- [Description of the task] Please copy every line from the records below that contains the string "title".

- [Material for the task]

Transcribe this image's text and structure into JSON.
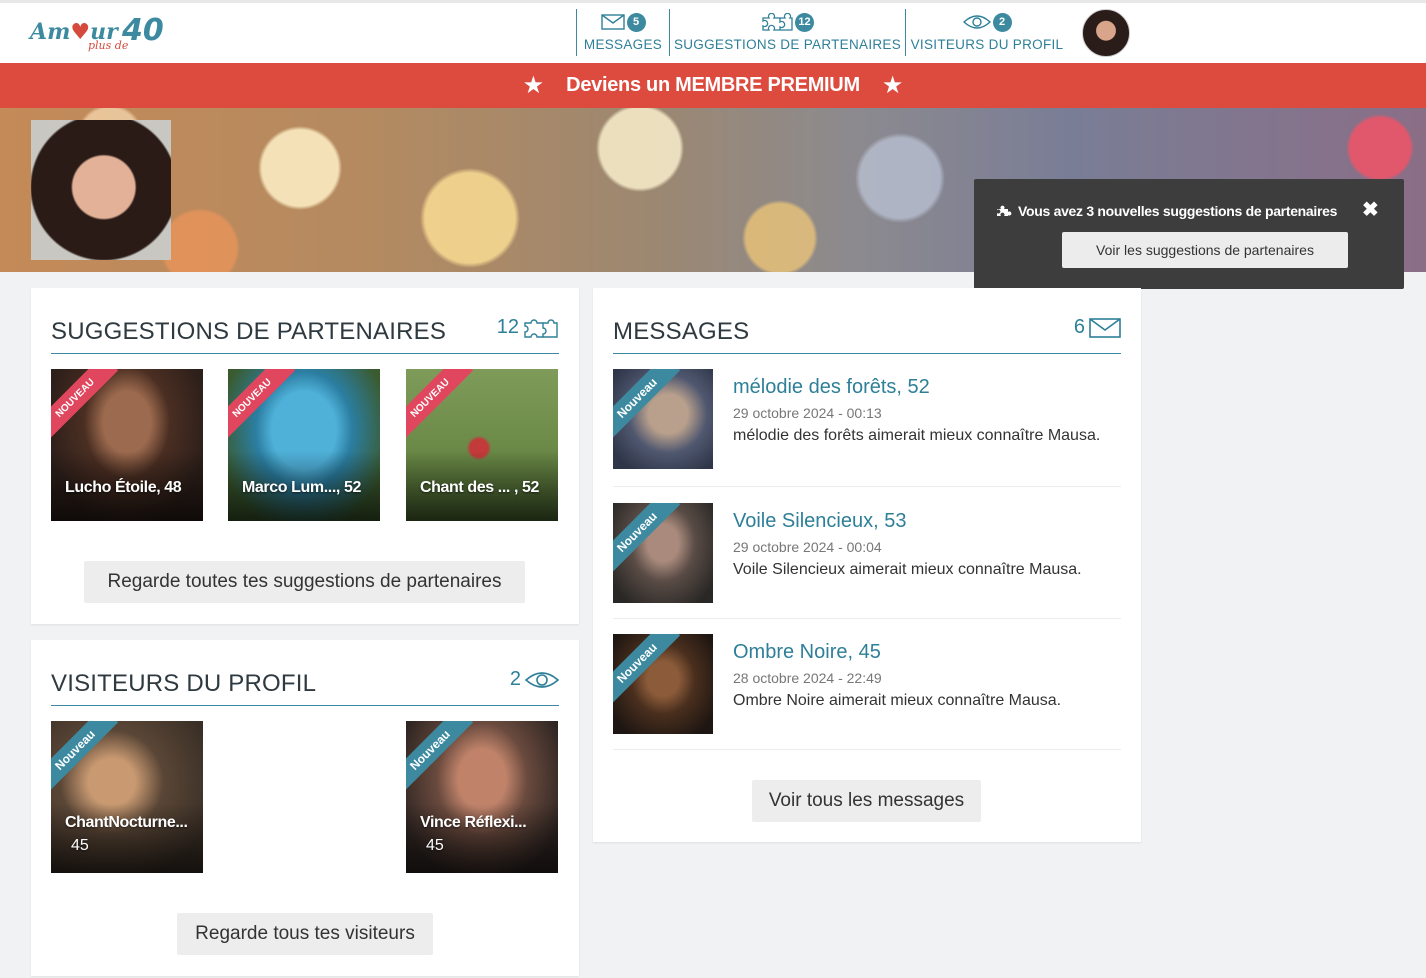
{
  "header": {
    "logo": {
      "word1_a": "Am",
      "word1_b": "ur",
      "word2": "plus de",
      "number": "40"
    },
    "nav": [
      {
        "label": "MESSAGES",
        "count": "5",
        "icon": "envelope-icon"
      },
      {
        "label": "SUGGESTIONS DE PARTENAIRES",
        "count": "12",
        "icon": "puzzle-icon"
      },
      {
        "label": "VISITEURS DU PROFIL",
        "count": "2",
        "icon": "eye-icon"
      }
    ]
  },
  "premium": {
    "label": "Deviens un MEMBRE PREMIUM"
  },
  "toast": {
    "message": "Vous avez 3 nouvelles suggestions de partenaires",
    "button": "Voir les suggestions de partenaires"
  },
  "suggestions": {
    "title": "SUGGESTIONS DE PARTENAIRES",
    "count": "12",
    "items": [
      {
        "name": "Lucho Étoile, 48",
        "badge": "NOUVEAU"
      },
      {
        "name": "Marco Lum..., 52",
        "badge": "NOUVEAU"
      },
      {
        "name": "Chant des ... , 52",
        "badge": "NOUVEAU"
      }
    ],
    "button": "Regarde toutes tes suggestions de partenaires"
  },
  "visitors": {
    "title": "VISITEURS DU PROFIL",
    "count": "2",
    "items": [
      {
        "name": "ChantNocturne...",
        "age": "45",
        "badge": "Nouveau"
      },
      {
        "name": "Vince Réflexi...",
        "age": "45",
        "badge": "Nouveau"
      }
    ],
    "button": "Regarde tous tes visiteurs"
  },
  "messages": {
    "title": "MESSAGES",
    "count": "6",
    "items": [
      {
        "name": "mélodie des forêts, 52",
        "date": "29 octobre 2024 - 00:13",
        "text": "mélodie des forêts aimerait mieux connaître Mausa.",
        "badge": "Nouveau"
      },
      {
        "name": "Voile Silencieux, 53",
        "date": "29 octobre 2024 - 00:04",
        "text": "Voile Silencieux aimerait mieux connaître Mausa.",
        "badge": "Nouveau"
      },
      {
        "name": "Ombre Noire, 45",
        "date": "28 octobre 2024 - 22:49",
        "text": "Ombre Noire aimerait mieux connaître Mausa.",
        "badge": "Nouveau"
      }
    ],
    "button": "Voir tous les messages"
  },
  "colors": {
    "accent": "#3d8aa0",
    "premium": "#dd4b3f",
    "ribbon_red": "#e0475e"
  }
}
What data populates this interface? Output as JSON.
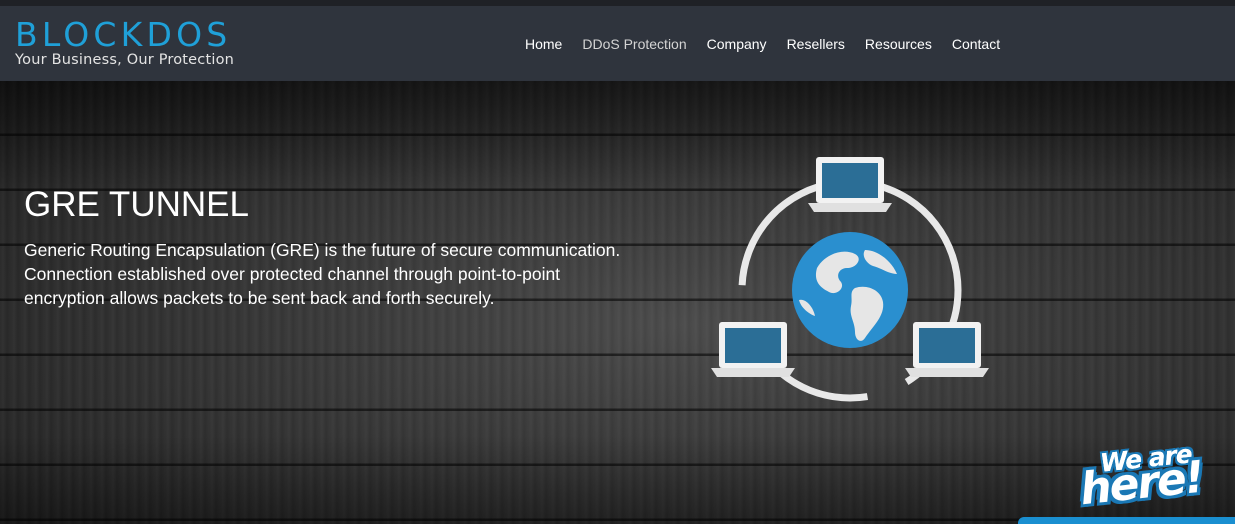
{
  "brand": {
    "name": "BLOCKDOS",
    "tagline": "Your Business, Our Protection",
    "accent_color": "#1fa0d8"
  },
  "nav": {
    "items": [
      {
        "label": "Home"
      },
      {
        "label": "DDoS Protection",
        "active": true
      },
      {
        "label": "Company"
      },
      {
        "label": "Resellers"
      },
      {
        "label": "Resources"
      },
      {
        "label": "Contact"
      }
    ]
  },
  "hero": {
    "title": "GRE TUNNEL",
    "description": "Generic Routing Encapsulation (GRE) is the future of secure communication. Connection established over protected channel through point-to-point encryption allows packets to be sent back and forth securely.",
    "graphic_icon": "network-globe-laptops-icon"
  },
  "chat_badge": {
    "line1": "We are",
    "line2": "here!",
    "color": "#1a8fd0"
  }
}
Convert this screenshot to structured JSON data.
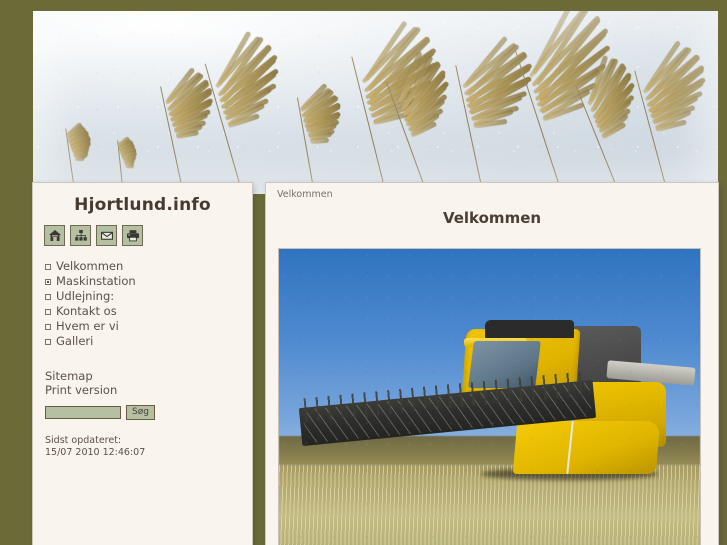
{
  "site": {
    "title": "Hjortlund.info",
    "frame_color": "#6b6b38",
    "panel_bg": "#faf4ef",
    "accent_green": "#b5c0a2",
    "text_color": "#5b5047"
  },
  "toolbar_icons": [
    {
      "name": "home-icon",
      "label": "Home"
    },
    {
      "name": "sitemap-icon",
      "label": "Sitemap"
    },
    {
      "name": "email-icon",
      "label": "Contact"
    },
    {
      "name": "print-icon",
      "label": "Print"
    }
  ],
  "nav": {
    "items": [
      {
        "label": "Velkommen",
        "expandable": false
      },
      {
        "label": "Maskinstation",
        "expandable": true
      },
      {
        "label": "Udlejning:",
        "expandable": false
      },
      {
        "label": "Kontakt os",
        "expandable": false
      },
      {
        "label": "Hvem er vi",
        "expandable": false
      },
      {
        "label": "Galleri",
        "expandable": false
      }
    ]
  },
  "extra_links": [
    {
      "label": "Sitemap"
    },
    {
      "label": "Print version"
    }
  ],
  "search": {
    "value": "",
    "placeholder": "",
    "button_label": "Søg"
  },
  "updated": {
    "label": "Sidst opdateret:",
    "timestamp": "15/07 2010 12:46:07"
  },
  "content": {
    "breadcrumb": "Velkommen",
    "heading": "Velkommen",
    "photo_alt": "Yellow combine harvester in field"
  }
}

- [Expected answer]
    "title": "SUGGESTIONS DE PARTENAIRES",
    "title": "VISITEURS DU PROFIL",
    "title": "MESSAGES",
    "title": "GRE TUNNEL",
    "title": "Hjortlund.info",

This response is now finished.